## What is needed
For the records below, tally the lines that include the word "item" and report the number alone.

......

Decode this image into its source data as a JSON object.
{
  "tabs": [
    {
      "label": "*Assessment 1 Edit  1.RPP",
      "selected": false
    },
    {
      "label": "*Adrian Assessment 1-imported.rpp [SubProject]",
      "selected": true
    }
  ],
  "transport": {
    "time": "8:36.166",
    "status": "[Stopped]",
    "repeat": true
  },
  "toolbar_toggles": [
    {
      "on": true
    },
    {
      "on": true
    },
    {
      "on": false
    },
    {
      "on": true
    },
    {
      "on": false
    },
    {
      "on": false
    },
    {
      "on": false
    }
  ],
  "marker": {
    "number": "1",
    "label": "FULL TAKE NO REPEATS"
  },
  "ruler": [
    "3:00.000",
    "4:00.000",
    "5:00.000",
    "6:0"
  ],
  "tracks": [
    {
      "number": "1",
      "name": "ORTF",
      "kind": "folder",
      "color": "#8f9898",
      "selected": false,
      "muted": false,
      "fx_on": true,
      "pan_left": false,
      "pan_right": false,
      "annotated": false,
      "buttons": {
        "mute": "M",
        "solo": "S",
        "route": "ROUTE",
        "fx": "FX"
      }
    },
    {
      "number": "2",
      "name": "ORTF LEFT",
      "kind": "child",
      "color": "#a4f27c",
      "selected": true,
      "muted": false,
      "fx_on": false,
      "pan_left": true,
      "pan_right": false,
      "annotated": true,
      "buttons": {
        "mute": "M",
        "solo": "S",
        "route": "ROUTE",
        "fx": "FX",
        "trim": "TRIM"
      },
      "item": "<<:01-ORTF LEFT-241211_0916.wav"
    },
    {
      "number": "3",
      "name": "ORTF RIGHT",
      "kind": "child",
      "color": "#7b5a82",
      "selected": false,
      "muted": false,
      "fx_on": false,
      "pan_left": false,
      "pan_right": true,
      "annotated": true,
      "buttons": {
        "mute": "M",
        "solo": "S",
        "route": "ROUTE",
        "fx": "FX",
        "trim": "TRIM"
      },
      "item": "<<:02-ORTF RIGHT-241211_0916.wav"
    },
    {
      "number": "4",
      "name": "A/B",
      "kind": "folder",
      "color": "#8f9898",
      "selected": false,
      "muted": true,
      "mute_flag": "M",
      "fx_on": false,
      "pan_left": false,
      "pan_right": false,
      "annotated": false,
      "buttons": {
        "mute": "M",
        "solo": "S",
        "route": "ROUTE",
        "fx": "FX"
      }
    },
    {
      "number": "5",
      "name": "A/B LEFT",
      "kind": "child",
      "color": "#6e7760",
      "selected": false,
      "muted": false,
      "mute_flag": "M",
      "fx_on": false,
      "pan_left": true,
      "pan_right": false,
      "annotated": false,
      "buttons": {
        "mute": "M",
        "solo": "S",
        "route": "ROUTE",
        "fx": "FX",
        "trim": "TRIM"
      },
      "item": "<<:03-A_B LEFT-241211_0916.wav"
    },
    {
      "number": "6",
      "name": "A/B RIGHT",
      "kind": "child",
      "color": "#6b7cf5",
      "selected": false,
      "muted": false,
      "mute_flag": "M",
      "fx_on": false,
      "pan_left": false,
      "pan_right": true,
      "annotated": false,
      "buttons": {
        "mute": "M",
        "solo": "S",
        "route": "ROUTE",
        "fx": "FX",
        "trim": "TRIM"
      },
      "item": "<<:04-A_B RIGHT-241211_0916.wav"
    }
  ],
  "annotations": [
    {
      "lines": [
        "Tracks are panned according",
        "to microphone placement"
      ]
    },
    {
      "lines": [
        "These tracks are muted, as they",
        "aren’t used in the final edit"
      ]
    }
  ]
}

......

## Written answer
4